§ **Task to complete**
Go through the data below and gather each line containing "projet".

----------

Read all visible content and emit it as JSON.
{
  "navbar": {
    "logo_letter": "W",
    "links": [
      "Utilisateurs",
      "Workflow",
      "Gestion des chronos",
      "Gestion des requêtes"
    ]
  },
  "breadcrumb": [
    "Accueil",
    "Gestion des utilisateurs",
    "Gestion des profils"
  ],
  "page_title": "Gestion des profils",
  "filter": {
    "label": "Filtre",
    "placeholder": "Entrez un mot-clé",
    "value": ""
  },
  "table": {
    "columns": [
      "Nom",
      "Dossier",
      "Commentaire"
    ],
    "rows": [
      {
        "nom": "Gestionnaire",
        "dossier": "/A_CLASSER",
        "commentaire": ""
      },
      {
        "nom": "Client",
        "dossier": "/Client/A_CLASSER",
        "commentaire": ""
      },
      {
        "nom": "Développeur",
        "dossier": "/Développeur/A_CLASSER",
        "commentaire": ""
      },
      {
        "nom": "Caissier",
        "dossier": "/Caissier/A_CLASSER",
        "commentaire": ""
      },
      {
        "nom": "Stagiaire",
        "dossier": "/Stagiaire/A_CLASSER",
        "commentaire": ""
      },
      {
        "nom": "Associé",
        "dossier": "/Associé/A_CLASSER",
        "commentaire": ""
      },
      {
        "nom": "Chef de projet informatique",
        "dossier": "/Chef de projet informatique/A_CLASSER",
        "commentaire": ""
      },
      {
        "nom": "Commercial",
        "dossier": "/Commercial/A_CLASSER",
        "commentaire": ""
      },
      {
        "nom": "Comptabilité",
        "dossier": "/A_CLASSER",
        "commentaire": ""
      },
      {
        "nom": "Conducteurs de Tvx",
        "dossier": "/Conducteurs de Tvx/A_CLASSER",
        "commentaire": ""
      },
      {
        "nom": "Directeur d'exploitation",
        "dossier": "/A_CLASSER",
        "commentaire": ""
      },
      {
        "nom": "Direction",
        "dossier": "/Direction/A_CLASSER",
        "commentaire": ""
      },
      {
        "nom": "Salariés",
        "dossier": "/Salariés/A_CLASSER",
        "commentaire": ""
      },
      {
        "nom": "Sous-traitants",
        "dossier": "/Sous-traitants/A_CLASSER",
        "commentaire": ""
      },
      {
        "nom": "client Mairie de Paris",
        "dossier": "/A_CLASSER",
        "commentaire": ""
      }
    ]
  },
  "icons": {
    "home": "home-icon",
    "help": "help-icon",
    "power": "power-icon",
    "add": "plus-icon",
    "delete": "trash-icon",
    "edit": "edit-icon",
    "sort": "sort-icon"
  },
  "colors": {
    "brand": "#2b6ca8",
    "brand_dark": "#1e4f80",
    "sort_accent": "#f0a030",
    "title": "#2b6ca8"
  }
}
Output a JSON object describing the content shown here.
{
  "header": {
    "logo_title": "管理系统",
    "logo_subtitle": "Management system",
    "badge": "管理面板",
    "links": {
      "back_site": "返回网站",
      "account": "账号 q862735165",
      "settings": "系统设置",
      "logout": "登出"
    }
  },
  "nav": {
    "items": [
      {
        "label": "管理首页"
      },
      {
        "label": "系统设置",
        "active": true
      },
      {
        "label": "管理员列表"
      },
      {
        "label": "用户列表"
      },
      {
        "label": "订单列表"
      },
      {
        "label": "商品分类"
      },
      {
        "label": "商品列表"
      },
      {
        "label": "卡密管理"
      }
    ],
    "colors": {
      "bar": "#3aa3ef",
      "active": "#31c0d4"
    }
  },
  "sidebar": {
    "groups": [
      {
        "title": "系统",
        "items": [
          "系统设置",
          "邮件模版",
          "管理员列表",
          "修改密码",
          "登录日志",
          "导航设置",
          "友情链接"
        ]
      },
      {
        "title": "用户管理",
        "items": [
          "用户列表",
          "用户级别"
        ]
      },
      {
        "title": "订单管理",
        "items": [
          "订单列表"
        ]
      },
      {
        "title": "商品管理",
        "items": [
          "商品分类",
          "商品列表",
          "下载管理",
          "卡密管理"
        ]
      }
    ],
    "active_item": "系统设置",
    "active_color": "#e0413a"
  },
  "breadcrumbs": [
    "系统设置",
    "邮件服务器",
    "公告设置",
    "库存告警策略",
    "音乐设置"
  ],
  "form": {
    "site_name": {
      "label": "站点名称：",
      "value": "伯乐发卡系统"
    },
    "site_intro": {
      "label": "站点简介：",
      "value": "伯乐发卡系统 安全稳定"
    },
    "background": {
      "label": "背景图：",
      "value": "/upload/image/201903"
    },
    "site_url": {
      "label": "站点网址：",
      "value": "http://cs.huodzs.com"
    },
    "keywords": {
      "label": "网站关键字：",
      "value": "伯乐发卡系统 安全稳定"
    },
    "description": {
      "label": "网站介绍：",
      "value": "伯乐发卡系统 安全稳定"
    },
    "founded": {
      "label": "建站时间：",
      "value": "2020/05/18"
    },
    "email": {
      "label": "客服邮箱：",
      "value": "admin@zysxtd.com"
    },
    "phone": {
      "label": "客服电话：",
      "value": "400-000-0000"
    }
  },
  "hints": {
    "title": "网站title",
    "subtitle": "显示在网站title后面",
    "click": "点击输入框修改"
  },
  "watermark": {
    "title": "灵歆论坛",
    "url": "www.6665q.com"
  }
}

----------

§ **Solved exercise**
        "nom": "Chef de projet informatique",
        "dossier": "/Chef de projet informatique/A_CLASSER",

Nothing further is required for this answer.